Subject: Re: nd6_lookup: failed to add route... noise with freenet6 tunnel
To: Jun-ichiro itojun Hagino <email@example.com>
From: Robert Elz <kre@munnari.OZ.AU>
Date: 08/15/2001 18:45:32
Date: Wed, 15 Aug 2001 14:50:04 +0900
From: Jun-ichiro itojun Hagino <firstname.lastname@example.org>
| > | don't configure like above.
| >That's the way the tspc template scripts set things up.
| the script is broken then.
Yes, in lots of ways...
Still, I'm not sure that this needs to be a problem, in the BSD
net code, it was always the case that configuring the dest addr
field (ie: making a point to point link) would cause most of the
rest of the parameters to be ignored for forwarding - ie: it doesn't
matter what the subnet mask is, packets just get sent to the destination
But the subnet mask can be used for other purposes - eg: one way to
number a p2p link is to simply take an address from one end's LAN.
That is, using an IPv6 example, if I have (and I do)..
ex0: flags=8863<UP,BROADCAST,NOTRAILERS,RUNNING,SIMPLEX,MULTICAST> mtu 1500
inet6 fe80::201:3ff:fe40:8ae5%ex0 prefixlen 64 scopeid 0x2
inet6 3ffe:8001:2:181::2 prefixlen 64
(irrelevant lines deleted), then I want to make a p2p link
to somewhere else, I can configure it with dest addr of
on my node, and have the local system do "proxy ND" for that
address (essentially define it as another of my node's addresses
for all but final packet delivery).
At the remote end, I would configure P2P link, with the local
addr being 3ffe:8001:2:181::99, the remote addr being 3ffe:8001:2:181::2
and a prefix length of 64.
Then when I have a packet to send, the routing sees it is within the
3ffe:8001:2:181::/64 subnet, and sends it to that interface.

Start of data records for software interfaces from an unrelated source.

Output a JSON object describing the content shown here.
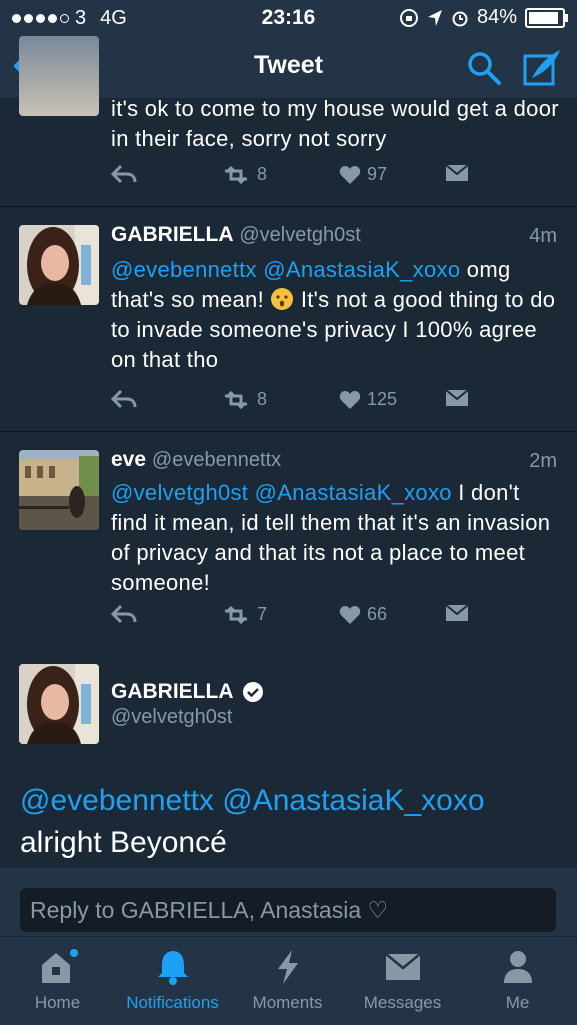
{
  "status_bar": {
    "carrier": "3",
    "network": "4G",
    "time": "23:16",
    "battery": "84%"
  },
  "nav": {
    "title": "Tweet"
  },
  "tweets": [
    {
      "text": "it's ok to come to my house would get a door in their face, sorry not sorry",
      "retweets": "8",
      "likes": "97"
    },
    {
      "name": "GABRIELLA",
      "handle": "@velvetgh0st",
      "time": "4m",
      "mention1": "@evebennettx",
      "mention2": "@AnastasiaK_xoxo",
      "text_a": " omg that's so mean! ",
      "text_b": " It's not a good thing to do to invade someone's privacy I 100% agree on that tho",
      "retweets": "8",
      "likes": "125"
    },
    {
      "name": "eve",
      "handle": "@evebennettx",
      "time": "2m",
      "mention1": "@velvetgh0st",
      "mention2": "@AnastasiaK_xoxo",
      "text": " I don't find it mean, id tell them that it's an invasion of privacy and that its not a place to meet someone!",
      "retweets": "7",
      "likes": "66"
    }
  ],
  "detail": {
    "name": "GABRIELLA",
    "handle": "@velvetgh0st",
    "mention1": "@evebennettx",
    "mention2": "@AnastasiaK_xoxo",
    "text": "alright Beyoncé"
  },
  "reply": {
    "placeholder": "Reply to GABRIELLA, Anastasia ♡"
  },
  "tabs": [
    {
      "label": "Home",
      "icon": "home-icon"
    },
    {
      "label": "Notifications",
      "icon": "bell-icon",
      "active": true
    },
    {
      "label": "Moments",
      "icon": "lightning-icon"
    },
    {
      "label": "Messages",
      "icon": "envelope-icon"
    },
    {
      "label": "Me",
      "icon": "person-icon"
    }
  ],
  "colors": {
    "accent": "#1da1f2",
    "background": "#141d26",
    "card": "#1b2836",
    "bar": "#243447",
    "muted": "#8899a6"
  }
}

That is
the p2p interface, so the packet is simply sent to 3ffe:8001:2:181::2.
When it gets there, it gets forwarded to the local LAN.
Lots of IPv4 p2p links are set up like that. With IPv6 we have lots more
address space, so there's less demand for doing it this way, rather than
burning a prefix just to use for p2p links - but then again, there's
even more free address space in the last 64 bits than in the first, so
doing p2p links this way has some advantages.